After Supreme Court confirmed the Department’s determination, because Indian Point’s operations have never been subject to review under the CZMA, the Appellate Division, Third Department reversed. To the contrary, the Third Department held that the exemption from consistency review does apply because Indian Point’s FEISes were prepared prior to the 1982 effective date of the CMP. The Court rejected the Department’s argument that the FEISes did not qualify for the exemption because they were prepared under NEPA, not SEQRA. The Court of Appeals will thus be asked to determine whether Indian Point’s renewal application is exempt from consistency review, or whether the relicensing of a nuclear reactor should be treated as a new proceeding requiring a new consistency review.
A copy of the Appellate Division, Third Department’s decision below can be found here.
No. 180 Rasheed Al Rushaid v Pictet & Cie
New York’s long-arm statute returns to the Court of Appeals’ docket in Rasheed Al Rushaid. In this case, a Saudi Arabian businessman and his businesses seek to recover against a private Swiss bank based in Geneva and its officers, alleging that the Bank aided and abetted three rogue employees of the businessman to launder money from a Middle East oil drilling bribery and kickback scheme through a New York bank account to accounts the employees had set up at the Bank in Geneva. The question the Court of Appeals faces is a straightforward one: is the use of the correspondent bank account in New York to give the New York courts long-arm jurisdiction over the Swiss Bank?
Supreme Court decided that the passive routing of money through the New York account to Geneva was insufficient to show that the Swiss Bank purposefully availed itself of the benefits of conducting business in New York. The Court also held that the plaintiffs’ injuries stemmed not from the routing of the money through the New York account, but from the fraudulent scheme itself, and that the routing of the money through New York was “merely coincidental.” The Appellate Division, First Department agreed. Distinguishing the Court of Appeals precedent in Licci v Lebanese Can. Bank, SAL (20 NY3d 327 ), the First Department noted that the Swiss Bank was directed by the rogue employees to wire the money through the New York correspondent account and were, thus, merely carrying out its clients’ wishes, not purposefully conducting business in New York. Thus, the Court held, long-arm jurisdiction was lacking.
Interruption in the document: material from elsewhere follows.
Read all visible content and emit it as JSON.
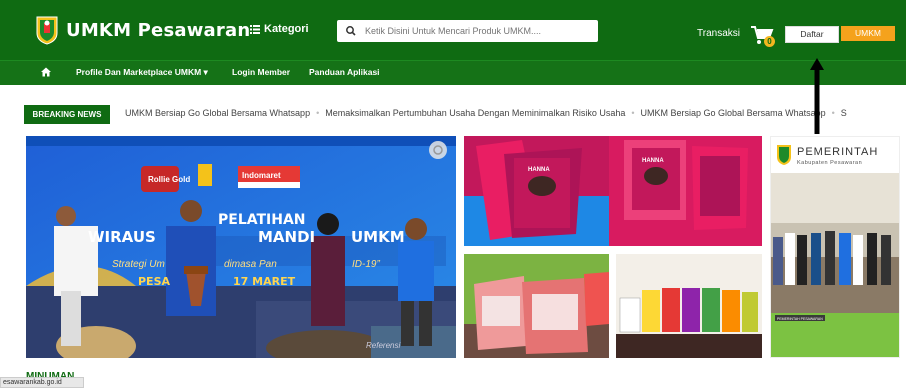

The Appellate Division, First Department’s decision below can be found here.